/---
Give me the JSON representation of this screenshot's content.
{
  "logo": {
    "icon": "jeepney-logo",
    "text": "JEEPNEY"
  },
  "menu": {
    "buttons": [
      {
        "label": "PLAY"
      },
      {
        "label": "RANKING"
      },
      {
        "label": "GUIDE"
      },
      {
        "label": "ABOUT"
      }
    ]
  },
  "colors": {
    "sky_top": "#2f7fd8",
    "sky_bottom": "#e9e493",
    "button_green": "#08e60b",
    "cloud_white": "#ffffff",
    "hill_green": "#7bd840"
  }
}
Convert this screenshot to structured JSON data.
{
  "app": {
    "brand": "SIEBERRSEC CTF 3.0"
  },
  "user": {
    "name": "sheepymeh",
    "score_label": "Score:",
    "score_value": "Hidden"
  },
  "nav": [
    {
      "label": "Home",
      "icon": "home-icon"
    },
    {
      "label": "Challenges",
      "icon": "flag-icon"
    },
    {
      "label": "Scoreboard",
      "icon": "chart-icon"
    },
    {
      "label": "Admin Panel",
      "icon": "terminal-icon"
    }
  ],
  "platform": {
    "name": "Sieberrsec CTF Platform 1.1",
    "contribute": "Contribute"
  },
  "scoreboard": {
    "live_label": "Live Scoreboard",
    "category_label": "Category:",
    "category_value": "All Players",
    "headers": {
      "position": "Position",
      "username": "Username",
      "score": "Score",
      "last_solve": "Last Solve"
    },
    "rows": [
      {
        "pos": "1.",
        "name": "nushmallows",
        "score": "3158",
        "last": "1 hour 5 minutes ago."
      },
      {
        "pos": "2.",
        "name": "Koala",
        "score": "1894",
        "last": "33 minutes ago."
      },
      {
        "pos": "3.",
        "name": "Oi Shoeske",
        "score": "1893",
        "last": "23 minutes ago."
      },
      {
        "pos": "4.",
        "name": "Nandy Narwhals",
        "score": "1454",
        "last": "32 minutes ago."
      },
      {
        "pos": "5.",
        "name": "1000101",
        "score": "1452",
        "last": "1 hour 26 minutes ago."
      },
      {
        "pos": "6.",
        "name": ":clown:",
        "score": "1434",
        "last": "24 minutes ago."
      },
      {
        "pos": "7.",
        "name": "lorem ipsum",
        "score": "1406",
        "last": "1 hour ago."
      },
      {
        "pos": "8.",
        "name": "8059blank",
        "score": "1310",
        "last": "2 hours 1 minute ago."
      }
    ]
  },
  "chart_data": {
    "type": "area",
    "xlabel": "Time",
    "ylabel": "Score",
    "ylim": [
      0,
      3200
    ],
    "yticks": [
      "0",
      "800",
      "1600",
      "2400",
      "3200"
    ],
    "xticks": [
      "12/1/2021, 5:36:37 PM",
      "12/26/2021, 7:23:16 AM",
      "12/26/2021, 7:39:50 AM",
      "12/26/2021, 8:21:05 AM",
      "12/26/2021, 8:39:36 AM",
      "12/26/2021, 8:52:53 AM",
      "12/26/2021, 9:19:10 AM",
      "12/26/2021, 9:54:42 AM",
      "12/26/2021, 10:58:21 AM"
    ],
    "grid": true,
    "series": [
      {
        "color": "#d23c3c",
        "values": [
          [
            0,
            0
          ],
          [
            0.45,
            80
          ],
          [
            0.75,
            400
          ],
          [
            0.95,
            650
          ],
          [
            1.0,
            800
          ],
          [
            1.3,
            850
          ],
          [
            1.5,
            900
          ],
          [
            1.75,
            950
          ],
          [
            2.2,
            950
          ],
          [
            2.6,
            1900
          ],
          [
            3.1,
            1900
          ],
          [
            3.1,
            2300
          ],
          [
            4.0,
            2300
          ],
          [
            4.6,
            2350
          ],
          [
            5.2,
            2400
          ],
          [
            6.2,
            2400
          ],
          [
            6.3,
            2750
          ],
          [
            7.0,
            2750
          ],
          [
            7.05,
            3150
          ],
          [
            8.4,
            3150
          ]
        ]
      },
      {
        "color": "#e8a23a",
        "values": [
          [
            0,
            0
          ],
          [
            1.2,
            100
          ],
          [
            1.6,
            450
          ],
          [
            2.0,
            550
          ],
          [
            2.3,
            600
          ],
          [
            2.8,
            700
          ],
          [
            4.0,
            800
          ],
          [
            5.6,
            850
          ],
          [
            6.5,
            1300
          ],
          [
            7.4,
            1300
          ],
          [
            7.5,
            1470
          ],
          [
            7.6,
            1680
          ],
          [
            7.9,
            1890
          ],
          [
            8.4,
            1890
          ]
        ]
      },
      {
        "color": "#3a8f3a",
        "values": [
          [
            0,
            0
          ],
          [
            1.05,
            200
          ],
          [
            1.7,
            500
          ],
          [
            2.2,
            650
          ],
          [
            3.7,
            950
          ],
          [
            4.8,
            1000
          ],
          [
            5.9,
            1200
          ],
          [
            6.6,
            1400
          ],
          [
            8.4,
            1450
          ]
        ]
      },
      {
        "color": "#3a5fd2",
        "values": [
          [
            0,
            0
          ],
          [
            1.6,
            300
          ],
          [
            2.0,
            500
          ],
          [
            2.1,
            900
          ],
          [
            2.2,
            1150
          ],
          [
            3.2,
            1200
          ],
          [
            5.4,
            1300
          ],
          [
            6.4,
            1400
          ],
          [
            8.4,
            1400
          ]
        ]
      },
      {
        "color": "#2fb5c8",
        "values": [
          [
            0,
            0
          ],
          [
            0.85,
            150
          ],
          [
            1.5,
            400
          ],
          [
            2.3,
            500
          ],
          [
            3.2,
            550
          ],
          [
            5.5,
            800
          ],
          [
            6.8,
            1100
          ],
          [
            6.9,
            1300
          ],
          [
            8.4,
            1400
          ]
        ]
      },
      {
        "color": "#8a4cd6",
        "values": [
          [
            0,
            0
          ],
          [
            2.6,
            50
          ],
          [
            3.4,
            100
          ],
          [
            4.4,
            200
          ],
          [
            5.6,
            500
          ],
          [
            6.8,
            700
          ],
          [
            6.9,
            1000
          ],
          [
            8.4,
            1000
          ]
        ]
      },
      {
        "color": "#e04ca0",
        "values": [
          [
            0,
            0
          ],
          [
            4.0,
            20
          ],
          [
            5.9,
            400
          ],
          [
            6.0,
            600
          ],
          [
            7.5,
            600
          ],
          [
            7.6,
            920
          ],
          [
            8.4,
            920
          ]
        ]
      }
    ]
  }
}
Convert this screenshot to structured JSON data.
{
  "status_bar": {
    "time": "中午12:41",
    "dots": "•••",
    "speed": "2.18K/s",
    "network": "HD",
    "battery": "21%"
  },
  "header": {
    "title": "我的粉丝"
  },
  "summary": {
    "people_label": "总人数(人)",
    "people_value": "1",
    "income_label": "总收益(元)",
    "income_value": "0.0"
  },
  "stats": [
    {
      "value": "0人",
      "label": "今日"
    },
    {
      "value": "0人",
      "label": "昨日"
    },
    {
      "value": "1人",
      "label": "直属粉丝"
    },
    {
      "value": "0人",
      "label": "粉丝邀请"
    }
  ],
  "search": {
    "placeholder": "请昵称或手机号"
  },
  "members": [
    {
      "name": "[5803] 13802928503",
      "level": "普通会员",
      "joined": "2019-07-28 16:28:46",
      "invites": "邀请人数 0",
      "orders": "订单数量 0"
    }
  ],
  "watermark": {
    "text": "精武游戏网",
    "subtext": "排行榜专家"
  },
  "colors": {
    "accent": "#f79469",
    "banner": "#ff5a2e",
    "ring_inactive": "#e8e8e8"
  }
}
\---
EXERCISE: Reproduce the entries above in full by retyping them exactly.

YOUR SOLUTION:
Give me the JSON representation of this screenshot's content.
{
  "logo": {
    "icon": "jeepney-logo",
    "text": "JEEPNEY"
  },
  "menu": {
    "buttons": [
      {
        "label": "PLAY"
      },
      {
        "label": "RANKING"
      },
      {
        "label": "GUIDE"
      },
      {
        "label": "ABOUT"
      }
    ]
  },
  "colors": {
    "sky_top": "#2f7fd8",
    "sky_bottom": "#e9e493",
    "button_green": "#08e60b",
    "cloud_white": "#ffffff",
    "hill_green": "#7bd840"
  }
}
Convert this screenshot to structured JSON data.
{
  "app": {
    "brand": "SIEBERRSEC CTF 3.0"
  },
  "user": {
    "name": "sheepymeh",
    "score_label": "Score:",
    "score_value": "Hidden"
  },
  "nav": [
    {
      "label": "Home",
      "icon": "home-icon"
    },
    {
      "label": "Challenges",
      "icon": "flag-icon"
    },
    {
      "label": "Scoreboard",
      "icon": "chart-icon"
    },
    {
      "label": "Admin Panel",
      "icon": "terminal-icon"
    }
  ],
  "platform": {
    "name": "Sieberrsec CTF Platform 1.1",
    "contribute": "Contribute"
  },
  "scoreboard": {
    "live_label": "Live Scoreboard",
    "category_label": "Category:",
    "category_value": "All Players",
    "headers": {
      "position": "Position",
      "username": "Username",
      "score": "Score",
      "last_solve": "Last Solve"
    },
    "rows": [
      {
        "pos": "1.",
        "name": "nushmallows",
        "score": "3158",
        "last": "1 hour 5 minutes ago."
      },
      {
        "pos": "2.",
        "name": "Koala",
        "score": "1894",
        "last": "33 minutes ago."
      },
      {
        "pos": "3.",
        "name": "Oi Shoeske",
        "score": "1893",
        "last": "23 minutes ago."
      },
      {
        "pos": "4.",
        "name": "Nandy Narwhals",
        "score": "1454",
        "last": "32 minutes ago."
      },
      {
        "pos": "5.",
        "name": "1000101",
        "score": "1452",
        "last": "1 hour 26 minutes ago."
      },
      {
        "pos": "6.",
        "name": ":clown:",
        "score": "1434",
        "last": "24 minutes ago."
      },
      {
        "pos": "7.",
        "name": "lorem ipsum",
        "score": "1406",
        "last": "1 hour ago."
      },
      {
        "pos": "8.",
        "name": "8059blank",
        "score": "1310",
        "last": "2 hours 1 minute ago."
      }
    ]
  },
  "chart_data": {
    "type": "area",
    "xlabel": "Time",
    "ylabel": "Score",
    "ylim": [
      0,
      3200
    ],
    "yticks": [
      "0",
      "800",
      "1600",
      "2400",
      "3200"
    ],
    "xticks": [
      "12/1/2021, 5:36:37 PM",
      "12/26/2021, 7:23:16 AM",
      "12/26/2021, 7:39:50 AM",
      "12/26/2021, 8:21:05 AM",
      "12/26/2021, 8:39:36 AM",
      "12/26/2021, 8:52:53 AM",
      "12/26/2021, 9:19:10 AM",
      "12/26/2021, 9:54:42 AM",
      "12/26/2021, 10:58:21 AM"
    ],
    "grid": true,
    "series": [
      {
        "color": "#d23c3c",
        "values": [
          [
            0,
            0
          ],
          [
            0.45,
            80
          ],
          [
            0.75,
            400
          ],
          [
            0.95,
            650
          ],
          [
            1.0,
            800
          ],
          [
            1.3,
            850
          ],
          [
            1.5,
            900
          ],
          [
            1.75,
            950
          ],
          [
            2.2,
            950
          ],
          [
            2.6,
            1900
          ],
          [
            3.1,
            1900
          ],
          [
            3.1,
            2300
          ],
          [
            4.0,
            2300
          ],
          [
            4.6,
            2350
          ],
          [
            5.2,
            2400
          ],
          [
            6.2,
            2400
          ],
          [
            6.3,
            2750
          ],
          [
            7.0,
            2750
          ],
          [
            7.05,
            3150
          ],
          [
            8.4,
            3150
          ]
        ]
      },
      {
        "color": "#e8a23a",
        "values": [
          [
            0,
            0
          ],
          [
            1.2,
            100
          ],
          [
            1.6,
            450
          ],
          [
            2.0,
            550
          ],
          [
            2.3,
            600
          ],
          [
            2.8,
            700
          ],
          [
            4.0,
            800
          ],
          [
            5.6,
            850
          ],
          [
            6.5,
            1300
          ],
          [
            7.4,
            1300
          ],
          [
            7.5,
            1470
          ],
          [
            7.6,
            1680
          ],
          [
            7.9,
            1890
          ],
          [
            8.4,
            1890
          ]
        ]
      },
      {
        "color": "#3a8f3a",
        "values": [
          [
            0,
            0
          ],
          [
            1.05,
            200
          ],
          [
            1.7,
            500
          ],
          [
            2.2,
            650
          ],
          [
            3.7,
            950
          ],
          [
            4.8,
            1000
          ],
          [
            5.9,
            1200
          ],
          [
            6.6,
            1400
          ],
          [
            8.4,
            1450
          ]
        ]
      },
      {
        "color": "#3a5fd2",
        "values": [
          [
            0,
            0
          ],
          [
            1.6,
            300
          ],
          [
            2.0,
            500
          ],
          [
            2.1,
            900
          ],
          [
            2.2,
            1150
          ],
          [
            3.2,
            1200
          ],
          [
            5.4,
            1300
          ],
          [
            6.4,
            1400
          ],
          [
            8.4,
            1400
          ]
        ]
      },
      {
        "color": "#2fb5c8",
        "values": [
          [
            0,
            0
          ],
          [
            0.85,
            150
          ],
          [
            1.5,
            400
          ],
          [
            2.3,
            500
          ],
          [
            3.2,
            550
          ],
          [
            5.5,
            800
          ],
          [
            6.8,
            1100
          ],
          [
            6.9,
            1300
          ],
          [
            8.4,
            1400
          ]
        ]
      },
      {
        "color": "#8a4cd6",
        "values": [
          [
            0,
            0
          ],
          [
            2.6,
            50
          ],
          [
            3.4,
            100
          ],
          [
            4.4,
            200
          ],
          [
            5.6,
            500
          ],
          [
            6.8,
            700
          ],
          [
            6.9,
            1000
          ],
          [
            8.4,
            1000
          ]
        ]
      },
      {
        "color": "#e04ca0",
        "values": [
          [
            0,
            0
          ],
          [
            4.0,
            20
          ],
          [
            5.9,
            400
          ],
          [
            6.0,
            600
          ],
          [
            7.5,
            600
          ],
          [
            7.6,
            920
          ],
          [
            8.4,
            920
          ]
        ]
      }
    ]
  }
}
Convert this screenshot to structured JSON data.
{
  "status_bar": {
    "time": "中午12:41",
    "dots": "•••",
    "speed": "2.18K/s",
    "network": "HD",
    "battery": "21%"
  },
  "header": {
    "title": "我的粉丝"
  },
  "summary": {
    "people_label": "总人数(人)",
    "people_value": "1",
    "income_label": "总收益(元)",
    "income_value": "0.0"
  },
  "stats": [
    {
      "value": "0人",
      "label": "今日"
    },
    {
      "value": "0人",
      "label": "昨日"
    },
    {
      "value": "1人",
      "label": "直属粉丝"
    },
    {
      "value": "0人",
      "label": "粉丝邀请"
    }
  ],
  "search": {
    "placeholder": "请昵称或手机号"
  },
  "members": [
    {
      "name": "[5803] 13802928503",
      "level": "普通会员",
      "joined": "2019-07-28 16:28:46",
      "invites": "邀请人数 0",
      "orders": "订单数量 0"
    }
  ],
  "watermark": {
    "text": "精武游戏网",
    "subtext": "排行榜专家"
  },
  "colors": {
    "accent": "#f79469",
    "banner": "#ff5a2e",
    "ring_inactive": "#e8e8e8"
  }
}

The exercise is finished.